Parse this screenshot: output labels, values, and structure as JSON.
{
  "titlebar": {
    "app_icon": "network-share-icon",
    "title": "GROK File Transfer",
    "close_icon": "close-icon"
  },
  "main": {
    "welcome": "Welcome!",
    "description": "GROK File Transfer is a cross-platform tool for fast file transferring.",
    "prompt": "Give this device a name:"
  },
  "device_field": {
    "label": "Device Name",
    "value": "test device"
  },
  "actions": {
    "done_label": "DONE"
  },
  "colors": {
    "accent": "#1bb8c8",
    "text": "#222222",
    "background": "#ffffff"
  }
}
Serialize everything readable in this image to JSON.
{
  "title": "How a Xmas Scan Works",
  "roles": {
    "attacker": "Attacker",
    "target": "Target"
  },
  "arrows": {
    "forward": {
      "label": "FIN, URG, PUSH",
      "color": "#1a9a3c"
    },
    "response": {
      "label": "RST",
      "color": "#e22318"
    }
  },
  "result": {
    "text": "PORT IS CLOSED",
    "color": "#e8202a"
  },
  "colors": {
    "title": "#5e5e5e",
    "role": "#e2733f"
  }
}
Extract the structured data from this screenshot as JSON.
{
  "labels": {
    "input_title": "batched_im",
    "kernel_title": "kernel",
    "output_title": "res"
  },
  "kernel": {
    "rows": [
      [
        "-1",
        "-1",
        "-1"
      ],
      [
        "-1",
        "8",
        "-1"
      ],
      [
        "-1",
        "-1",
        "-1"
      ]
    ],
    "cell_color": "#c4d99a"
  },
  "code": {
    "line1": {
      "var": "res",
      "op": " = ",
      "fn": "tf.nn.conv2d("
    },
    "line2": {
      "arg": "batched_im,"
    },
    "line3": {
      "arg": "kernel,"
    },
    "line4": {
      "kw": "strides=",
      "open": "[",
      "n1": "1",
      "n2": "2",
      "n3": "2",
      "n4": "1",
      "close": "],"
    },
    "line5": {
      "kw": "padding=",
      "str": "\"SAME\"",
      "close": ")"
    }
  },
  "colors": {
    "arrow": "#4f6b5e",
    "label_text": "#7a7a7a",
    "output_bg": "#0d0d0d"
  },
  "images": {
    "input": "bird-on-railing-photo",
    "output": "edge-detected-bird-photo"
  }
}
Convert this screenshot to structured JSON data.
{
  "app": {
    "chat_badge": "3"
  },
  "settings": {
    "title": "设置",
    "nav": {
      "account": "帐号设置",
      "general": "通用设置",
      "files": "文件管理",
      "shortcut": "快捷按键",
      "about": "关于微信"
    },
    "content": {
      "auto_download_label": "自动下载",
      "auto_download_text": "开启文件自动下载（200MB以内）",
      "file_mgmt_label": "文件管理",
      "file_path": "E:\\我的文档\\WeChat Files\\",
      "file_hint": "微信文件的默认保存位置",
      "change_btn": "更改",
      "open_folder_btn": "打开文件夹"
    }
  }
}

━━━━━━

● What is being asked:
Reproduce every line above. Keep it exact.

● Written response:
Parse this screenshot: output labels, values, and structure as JSON.
{
  "titlebar": {
    "app_icon": "network-share-icon",
    "title": "GROK File Transfer",
    "close_icon": "close-icon"
  },
  "main": {
    "welcome": "Welcome!",
    "description": "GROK File Transfer is a cross-platform tool for fast file transferring.",
    "prompt": "Give this device a name:"
  },
  "device_field": {
    "label": "Device Name",
    "value": "test device"
  },
  "actions": {
    "done_label": "DONE"
  },
  "colors": {
    "accent": "#1bb8c8",
    "text": "#222222",
    "background": "#ffffff"
  }
}
Serialize everything readable in this image to JSON.
{
  "title": "How a Xmas Scan Works",
  "roles": {
    "attacker": "Attacker",
    "target": "Target"
  },
  "arrows": {
    "forward": {
      "label": "FIN, URG, PUSH",
      "color": "#1a9a3c"
    },
    "response": {
      "label": "RST",
      "color": "#e22318"
    }
  },
  "result": {
    "text": "PORT IS CLOSED",
    "color": "#e8202a"
  },
  "colors": {
    "title": "#5e5e5e",
    "role": "#e2733f"
  }
}
Extract the structured data from this screenshot as JSON.
{
  "labels": {
    "input_title": "batched_im",
    "kernel_title": "kernel",
    "output_title": "res"
  },
  "kernel": {
    "rows": [
      [
        "-1",
        "-1",
        "-1"
      ],
      [
        "-1",
        "8",
        "-1"
      ],
      [
        "-1",
        "-1",
        "-1"
      ]
    ],
    "cell_color": "#c4d99a"
  },
  "code": {
    "line1": {
      "var": "res",
      "op": " = ",
      "fn": "tf.nn.conv2d("
    },
    "line2": {
      "arg": "batched_im,"
    },
    "line3": {
      "arg": "kernel,"
    },
    "line4": {
      "kw": "strides=",
      "open": "[",
      "n1": "1",
      "n2": "2",
      "n3": "2",
      "n4": "1",
      "close": "],"
    },
    "line5": {
      "kw": "padding=",
      "str": "\"SAME\"",
      "close": ")"
    }
  },
  "colors": {
    "arrow": "#4f6b5e",
    "label_text": "#7a7a7a",
    "output_bg": "#0d0d0d"
  },
  "images": {
    "input": "bird-on-railing-photo",
    "output": "edge-detected-bird-photo"
  }
}
Convert this screenshot to structured JSON data.
{
  "app": {
    "chat_badge": "3"
  },
  "settings": {
    "title": "设置",
    "nav": {
      "account": "帐号设置",
      "general": "通用设置",
      "files": "文件管理",
      "shortcut": "快捷按键",
      "about": "关于微信"
    },
    "content": {
      "auto_download_label": "自动下载",
      "auto_download_text": "开启文件自动下载（200MB以内）",
      "file_mgmt_label": "文件管理",
      "file_path": "E:\\我的文档\\WeChat Files\\",
      "file_hint": "微信文件的默认保存位置",
      "change_btn": "更改",
      "open_folder_btn": "打开文件夹"
    }
  }
}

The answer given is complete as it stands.